**Task:**
Your response should be a copy of each line in the listing below that includes the word "text".

[Start of section]

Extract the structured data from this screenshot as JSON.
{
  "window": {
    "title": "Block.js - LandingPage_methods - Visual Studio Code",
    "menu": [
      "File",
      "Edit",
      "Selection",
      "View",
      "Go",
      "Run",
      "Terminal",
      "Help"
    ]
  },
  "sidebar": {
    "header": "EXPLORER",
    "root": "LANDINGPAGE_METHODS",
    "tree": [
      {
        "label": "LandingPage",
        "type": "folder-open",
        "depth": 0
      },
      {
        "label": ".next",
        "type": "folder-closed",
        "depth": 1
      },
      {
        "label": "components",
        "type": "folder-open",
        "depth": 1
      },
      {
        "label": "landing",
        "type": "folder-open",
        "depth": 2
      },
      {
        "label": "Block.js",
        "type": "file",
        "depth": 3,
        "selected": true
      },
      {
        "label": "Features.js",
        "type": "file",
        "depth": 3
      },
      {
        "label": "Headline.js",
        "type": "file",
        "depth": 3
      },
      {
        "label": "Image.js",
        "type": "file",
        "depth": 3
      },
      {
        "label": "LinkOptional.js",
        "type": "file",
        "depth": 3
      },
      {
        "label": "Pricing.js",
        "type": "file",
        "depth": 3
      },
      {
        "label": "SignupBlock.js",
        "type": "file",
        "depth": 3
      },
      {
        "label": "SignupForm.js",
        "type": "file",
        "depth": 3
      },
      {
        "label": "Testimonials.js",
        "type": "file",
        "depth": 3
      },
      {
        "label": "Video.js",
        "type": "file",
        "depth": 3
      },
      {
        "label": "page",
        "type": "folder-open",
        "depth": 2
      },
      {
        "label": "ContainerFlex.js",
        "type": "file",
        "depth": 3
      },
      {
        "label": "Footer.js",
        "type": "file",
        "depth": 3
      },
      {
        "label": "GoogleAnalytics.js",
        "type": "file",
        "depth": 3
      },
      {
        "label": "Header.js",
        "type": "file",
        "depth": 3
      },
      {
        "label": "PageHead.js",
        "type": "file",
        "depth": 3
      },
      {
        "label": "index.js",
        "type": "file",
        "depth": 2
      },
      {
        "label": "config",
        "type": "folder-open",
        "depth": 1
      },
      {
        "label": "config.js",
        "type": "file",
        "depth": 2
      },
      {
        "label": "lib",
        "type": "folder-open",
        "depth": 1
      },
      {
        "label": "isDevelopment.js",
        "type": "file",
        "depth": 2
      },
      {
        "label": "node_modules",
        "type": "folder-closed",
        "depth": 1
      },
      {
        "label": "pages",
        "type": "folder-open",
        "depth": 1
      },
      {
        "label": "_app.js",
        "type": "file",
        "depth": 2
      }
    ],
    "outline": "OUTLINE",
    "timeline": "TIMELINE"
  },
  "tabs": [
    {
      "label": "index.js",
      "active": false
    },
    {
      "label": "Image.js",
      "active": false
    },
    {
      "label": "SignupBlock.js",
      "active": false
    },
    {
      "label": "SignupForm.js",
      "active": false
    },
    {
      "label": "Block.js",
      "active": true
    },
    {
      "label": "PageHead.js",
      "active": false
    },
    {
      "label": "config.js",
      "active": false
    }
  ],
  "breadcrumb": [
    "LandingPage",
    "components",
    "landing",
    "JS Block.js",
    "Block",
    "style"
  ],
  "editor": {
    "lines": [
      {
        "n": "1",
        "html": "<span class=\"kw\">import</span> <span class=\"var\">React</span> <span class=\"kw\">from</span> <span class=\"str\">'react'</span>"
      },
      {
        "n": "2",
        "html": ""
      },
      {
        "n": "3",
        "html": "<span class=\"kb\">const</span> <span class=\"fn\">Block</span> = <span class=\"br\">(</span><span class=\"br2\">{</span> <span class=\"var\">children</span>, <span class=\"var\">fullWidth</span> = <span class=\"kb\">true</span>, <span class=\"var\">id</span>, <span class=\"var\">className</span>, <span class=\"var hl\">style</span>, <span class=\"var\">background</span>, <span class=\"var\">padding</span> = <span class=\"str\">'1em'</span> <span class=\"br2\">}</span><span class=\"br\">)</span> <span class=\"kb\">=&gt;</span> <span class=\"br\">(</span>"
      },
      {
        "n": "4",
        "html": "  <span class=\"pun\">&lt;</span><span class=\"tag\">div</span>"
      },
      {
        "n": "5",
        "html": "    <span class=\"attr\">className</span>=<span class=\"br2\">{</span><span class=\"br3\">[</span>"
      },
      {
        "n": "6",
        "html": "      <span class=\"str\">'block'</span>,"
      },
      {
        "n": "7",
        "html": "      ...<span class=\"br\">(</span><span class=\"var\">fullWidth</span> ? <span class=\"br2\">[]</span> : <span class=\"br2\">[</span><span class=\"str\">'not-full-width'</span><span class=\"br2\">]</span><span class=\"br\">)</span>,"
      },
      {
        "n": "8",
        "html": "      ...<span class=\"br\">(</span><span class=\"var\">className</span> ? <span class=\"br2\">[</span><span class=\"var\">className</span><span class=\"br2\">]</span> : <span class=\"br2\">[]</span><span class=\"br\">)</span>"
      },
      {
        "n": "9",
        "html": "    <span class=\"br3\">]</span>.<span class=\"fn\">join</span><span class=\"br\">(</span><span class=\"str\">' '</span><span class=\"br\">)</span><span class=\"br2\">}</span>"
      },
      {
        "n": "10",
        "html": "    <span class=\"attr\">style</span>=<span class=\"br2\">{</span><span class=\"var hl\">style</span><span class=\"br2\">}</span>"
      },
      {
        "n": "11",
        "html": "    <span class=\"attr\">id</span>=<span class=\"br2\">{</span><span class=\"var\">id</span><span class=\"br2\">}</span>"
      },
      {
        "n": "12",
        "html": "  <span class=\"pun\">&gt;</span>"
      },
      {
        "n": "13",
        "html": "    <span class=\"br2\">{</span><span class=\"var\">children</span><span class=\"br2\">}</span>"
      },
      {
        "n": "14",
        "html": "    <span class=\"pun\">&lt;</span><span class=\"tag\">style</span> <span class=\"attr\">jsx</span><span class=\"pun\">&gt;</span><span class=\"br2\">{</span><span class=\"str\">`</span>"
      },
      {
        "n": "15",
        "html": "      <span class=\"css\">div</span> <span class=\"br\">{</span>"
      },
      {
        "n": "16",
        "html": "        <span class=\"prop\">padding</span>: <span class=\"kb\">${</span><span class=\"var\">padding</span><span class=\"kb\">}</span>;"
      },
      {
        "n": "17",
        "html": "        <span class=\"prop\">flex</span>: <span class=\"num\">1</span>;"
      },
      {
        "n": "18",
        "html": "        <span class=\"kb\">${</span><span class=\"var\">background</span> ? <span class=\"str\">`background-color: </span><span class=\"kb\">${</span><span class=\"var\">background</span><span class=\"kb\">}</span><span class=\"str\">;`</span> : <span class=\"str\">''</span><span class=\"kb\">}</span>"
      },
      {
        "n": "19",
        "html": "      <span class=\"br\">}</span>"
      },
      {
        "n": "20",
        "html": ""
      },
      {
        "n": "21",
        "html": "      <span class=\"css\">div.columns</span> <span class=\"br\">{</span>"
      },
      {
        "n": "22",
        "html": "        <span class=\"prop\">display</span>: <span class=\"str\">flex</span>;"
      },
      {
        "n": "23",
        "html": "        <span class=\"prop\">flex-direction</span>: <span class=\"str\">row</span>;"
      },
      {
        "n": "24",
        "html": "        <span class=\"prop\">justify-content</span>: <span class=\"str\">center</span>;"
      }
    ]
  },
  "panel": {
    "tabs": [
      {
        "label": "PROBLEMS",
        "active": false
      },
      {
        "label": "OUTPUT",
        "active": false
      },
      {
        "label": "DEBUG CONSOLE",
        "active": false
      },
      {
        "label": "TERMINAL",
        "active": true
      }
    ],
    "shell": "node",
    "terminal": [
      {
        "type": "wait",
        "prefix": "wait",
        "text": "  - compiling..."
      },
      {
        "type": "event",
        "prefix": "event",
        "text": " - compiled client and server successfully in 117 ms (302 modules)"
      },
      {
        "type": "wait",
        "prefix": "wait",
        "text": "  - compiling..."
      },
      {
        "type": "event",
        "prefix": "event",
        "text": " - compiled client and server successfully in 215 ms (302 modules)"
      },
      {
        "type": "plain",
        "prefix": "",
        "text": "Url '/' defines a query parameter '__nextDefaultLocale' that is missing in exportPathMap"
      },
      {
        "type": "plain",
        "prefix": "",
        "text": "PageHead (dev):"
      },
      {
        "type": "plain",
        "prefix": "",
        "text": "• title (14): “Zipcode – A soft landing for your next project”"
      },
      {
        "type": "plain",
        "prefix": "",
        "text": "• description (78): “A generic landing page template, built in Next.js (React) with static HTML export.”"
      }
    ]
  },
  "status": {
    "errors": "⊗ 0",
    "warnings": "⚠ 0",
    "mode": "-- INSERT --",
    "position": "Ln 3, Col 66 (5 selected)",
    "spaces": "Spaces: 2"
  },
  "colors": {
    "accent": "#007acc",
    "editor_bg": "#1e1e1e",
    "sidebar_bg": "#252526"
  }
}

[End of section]

**Task result:**
        "text": "  - compiling..."
        "text": " - compiled client and server successfully in 117 ms (302 modules)"
        "text": "  - compiling..."
        "text": " - compiled client and server successfully in 215 ms (302 modules)"
        "text": "Url '/' defines a query parameter '__nextDefaultLocale' that is missing in exportPathMap"
        "text": "PageHead (dev):"
        "text": "• title (14): “Zipcode – A soft landing for your next project”"
        "text": "• description (78): “A generic landing page template, built in Next.js (React) with static HTML export.”"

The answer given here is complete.